Coalition and Iraqi security forces are diligently working together to aid Iraq in its pursuit of becoming an independent state. Progress is being made daily with keeping al Qaida in Iraq at bay and transferring security responsibilities to the Iraqi people, allowing coalition forces to transition to tactical overwatch.
An example of such progress is the demilitarization of Fallujahâ€™s new bridge by the Marines of 3rd Battalion, 6th Marine Regiment, on April 24. Formerly used exclusively for military traffic only, the bridge has now opened its roadways to the rest of cityâ€™s populace.
â€œWeâ€™re opening the bridge and the roads up to give the people of Fallujah a sense of normalcy back,â€ said Staff Sgt. Thomas A. Pieratti, platoon commander, 3rd Battalion, 6th Marineâ€™s Jump Platoon.
Opening the bridge has also freed up one of two roads that led from concrete barriers and frequently congested traffic. The barrier removals became a major improvement for local commuters traveling in and out of the city.
Col. Faisal Ismail al-Zobaie, Fallujahâ€™s chief of police, joined the Marines at the bridge opening at 10:30 a.m. and civilian traffic began flowing shortly afterward.
â€œWeâ€™re getting these people back on track to return to their normal lives,â€ said Sgt. Maj. Rodney A. Robinson, 3rd Battalion, 6th Marinesâ€™ Sergeant Major.
With Fallujah police manning a guard-shack on the bridge, Col. Faisal showed Lt. Col. James B. Zientek, 3rd Bn. 6th Marinesâ€™ commanding officer, where other policemen would stand post and how they will take the lead in security.
The transition of operations from coalition forces into the hands of the Iraqi security forces is an important step in restoring security to the country. Simple feats such as opening up bridges and roads to the local citizens are a positive sign of a country progressing towards normacly.
â€œWhen we give more of the country back to the people, it gives them a sense of pride in that country,â€ Pieratti said. â€œThat pride will make them more likely to fight for their country.â€

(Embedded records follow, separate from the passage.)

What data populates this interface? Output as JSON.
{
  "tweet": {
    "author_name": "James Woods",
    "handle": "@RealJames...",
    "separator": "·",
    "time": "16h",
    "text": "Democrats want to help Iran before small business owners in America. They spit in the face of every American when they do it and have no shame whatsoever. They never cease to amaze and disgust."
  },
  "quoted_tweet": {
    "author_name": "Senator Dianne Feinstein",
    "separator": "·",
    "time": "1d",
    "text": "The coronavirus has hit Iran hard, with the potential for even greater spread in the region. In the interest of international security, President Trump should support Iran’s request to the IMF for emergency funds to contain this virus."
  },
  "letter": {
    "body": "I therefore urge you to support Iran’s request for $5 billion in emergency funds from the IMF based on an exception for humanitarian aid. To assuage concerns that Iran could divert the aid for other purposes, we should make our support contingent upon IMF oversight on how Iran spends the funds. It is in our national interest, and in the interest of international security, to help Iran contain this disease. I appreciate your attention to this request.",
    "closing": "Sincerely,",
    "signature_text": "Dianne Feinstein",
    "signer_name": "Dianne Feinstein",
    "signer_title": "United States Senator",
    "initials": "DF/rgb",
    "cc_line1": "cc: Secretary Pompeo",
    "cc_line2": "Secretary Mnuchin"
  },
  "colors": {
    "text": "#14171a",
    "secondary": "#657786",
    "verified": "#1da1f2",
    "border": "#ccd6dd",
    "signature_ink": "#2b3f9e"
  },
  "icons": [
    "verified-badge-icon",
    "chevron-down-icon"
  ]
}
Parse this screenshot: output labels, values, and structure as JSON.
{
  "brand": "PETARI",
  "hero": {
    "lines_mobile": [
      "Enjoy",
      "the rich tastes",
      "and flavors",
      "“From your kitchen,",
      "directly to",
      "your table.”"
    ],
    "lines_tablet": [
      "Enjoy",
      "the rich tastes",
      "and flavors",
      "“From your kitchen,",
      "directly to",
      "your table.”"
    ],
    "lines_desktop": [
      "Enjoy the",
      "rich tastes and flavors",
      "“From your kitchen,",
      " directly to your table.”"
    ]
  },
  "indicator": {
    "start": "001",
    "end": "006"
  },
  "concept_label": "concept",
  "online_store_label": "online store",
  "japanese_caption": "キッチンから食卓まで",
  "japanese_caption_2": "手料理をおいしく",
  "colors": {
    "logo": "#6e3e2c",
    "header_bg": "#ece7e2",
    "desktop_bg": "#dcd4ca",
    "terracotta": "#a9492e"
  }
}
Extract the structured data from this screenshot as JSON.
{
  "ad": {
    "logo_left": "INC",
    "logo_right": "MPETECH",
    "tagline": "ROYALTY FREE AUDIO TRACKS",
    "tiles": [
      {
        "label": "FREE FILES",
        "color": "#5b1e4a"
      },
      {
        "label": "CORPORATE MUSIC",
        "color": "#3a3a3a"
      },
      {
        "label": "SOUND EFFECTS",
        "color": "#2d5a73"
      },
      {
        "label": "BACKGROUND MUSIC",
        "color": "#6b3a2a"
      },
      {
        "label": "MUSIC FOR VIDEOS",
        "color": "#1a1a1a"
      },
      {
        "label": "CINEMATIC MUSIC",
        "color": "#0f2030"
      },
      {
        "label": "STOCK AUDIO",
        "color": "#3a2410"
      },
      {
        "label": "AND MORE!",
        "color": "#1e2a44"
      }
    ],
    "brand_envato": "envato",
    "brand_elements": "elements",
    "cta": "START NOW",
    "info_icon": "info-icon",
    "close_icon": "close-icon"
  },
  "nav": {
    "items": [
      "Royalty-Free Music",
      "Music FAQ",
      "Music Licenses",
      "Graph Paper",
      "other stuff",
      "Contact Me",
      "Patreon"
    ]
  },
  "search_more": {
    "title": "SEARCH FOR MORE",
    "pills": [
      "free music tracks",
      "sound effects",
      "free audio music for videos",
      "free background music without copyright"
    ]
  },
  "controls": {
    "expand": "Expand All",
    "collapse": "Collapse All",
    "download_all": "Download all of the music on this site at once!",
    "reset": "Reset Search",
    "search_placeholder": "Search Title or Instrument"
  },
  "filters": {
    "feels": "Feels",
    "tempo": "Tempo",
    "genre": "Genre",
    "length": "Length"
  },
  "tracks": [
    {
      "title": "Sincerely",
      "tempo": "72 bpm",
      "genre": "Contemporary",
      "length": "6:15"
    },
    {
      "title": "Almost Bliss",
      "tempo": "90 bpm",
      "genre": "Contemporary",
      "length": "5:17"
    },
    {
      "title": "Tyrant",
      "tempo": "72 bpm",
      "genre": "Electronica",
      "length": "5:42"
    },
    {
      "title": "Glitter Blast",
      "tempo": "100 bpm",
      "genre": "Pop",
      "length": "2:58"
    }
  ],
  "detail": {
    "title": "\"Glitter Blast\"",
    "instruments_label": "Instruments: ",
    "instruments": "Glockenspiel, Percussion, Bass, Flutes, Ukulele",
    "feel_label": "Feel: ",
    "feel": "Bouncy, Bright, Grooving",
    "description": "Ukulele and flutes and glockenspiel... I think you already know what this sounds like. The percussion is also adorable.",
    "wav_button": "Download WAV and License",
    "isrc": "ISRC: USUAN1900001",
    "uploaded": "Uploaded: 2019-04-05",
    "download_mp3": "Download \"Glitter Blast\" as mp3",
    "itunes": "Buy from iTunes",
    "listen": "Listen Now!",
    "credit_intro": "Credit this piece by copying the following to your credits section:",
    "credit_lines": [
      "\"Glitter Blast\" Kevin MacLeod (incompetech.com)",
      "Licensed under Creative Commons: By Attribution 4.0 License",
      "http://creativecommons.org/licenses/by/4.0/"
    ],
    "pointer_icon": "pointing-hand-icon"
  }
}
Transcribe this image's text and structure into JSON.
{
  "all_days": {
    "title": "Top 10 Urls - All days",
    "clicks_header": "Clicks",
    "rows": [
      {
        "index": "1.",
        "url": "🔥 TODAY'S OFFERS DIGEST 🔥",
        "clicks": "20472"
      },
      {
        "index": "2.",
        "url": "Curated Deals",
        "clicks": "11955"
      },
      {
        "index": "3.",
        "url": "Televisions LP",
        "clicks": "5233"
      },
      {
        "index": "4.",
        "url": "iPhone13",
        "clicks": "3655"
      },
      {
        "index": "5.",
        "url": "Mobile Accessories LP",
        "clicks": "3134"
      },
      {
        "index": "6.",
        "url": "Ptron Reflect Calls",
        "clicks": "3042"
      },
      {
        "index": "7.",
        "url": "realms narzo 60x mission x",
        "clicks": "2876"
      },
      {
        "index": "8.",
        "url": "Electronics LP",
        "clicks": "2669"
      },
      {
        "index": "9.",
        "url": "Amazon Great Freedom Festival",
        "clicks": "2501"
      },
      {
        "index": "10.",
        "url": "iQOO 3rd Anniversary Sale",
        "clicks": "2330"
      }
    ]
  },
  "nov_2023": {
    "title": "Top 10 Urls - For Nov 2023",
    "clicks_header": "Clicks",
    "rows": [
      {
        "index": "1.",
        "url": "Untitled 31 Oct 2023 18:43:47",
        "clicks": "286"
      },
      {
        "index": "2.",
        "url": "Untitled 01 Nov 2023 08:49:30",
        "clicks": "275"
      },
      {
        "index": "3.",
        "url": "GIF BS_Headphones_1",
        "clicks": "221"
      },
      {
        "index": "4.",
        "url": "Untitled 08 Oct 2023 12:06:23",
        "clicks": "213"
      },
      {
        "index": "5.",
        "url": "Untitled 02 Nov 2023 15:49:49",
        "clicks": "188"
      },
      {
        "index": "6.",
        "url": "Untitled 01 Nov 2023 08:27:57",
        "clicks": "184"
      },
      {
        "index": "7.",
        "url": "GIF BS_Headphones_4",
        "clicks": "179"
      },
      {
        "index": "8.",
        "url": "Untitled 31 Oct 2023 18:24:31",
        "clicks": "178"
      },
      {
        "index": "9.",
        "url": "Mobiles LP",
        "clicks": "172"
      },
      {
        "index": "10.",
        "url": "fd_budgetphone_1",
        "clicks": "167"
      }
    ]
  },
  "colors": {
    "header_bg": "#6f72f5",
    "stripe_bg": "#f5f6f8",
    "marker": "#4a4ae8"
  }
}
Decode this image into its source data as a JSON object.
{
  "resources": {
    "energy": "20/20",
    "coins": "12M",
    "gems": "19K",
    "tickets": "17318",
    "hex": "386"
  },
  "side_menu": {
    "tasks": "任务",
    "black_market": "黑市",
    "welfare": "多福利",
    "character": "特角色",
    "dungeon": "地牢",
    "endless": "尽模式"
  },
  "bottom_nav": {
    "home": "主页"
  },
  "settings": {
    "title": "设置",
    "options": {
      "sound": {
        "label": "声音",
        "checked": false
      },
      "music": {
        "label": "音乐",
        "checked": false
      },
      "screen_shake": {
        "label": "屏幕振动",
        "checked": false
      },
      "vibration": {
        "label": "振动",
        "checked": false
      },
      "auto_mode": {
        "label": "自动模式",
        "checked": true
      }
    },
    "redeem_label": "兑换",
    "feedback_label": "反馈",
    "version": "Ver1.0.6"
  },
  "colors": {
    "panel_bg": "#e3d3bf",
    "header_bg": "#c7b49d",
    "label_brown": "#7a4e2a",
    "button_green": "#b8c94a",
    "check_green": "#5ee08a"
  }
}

That pride is evident through the people of the once war-torn city of Fallujah. With its flowing Iraqi flags at every turn and Iraqi soldiers and policemen in uniform congregating in the city streets amongst the people, the city is showing its hopes for a brighter future.
By Cpl. Sean P. McGinty, Combat Correspondent